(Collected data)
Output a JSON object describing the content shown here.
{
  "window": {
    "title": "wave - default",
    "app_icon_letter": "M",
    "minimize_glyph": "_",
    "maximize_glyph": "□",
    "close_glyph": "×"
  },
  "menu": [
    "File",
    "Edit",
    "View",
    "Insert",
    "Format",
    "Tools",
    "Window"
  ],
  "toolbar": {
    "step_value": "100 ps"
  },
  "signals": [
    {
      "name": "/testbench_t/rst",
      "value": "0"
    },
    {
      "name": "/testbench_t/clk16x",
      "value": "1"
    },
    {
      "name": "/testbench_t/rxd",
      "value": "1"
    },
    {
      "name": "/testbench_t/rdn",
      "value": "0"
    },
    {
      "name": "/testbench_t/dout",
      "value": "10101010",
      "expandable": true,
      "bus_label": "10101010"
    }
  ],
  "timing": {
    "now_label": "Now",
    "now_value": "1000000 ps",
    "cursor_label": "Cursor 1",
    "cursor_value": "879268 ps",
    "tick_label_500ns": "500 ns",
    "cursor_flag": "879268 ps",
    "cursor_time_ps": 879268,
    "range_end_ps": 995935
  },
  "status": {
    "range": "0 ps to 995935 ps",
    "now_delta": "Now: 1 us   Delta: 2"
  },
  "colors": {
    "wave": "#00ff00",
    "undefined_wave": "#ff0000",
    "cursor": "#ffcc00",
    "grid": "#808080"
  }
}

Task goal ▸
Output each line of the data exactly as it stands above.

Your response ▸
Output a JSON object describing the content shown here.
{
  "window": {
    "title": "wave - default",
    "app_icon_letter": "M",
    "minimize_glyph": "_",
    "maximize_glyph": "□",
    "close_glyph": "×"
  },
  "menu": [
    "File",
    "Edit",
    "View",
    "Insert",
    "Format",
    "Tools",
    "Window"
  ],
  "toolbar": {
    "step_value": "100 ps"
  },
  "signals": [
    {
      "name": "/testbench_t/rst",
      "value": "0"
    },
    {
      "name": "/testbench_t/clk16x",
      "value": "1"
    },
    {
      "name": "/testbench_t/rxd",
      "value": "1"
    },
    {
      "name": "/testbench_t/rdn",
      "value": "0"
    },
    {
      "name": "/testbench_t/dout",
      "value": "10101010",
      "expandable": true,
      "bus_label": "10101010"
    }
  ],
  "timing": {
    "now_label": "Now",
    "now_value": "1000000 ps",
    "cursor_label": "Cursor 1",
    "cursor_value": "879268 ps",
    "tick_label_500ns": "500 ns",
    "cursor_flag": "879268 ps",
    "cursor_time_ps": 879268,
    "range_end_ps": 995935
  },
  "status": {
    "range": "0 ps to 995935 ps",
    "now_delta": "Now: 1 us   Delta: 2"
  },
  "colors": {
    "wave": "#00ff00",
    "undefined_wave": "#ff0000",
    "cursor": "#ffcc00",
    "grid": "#808080"
  }
}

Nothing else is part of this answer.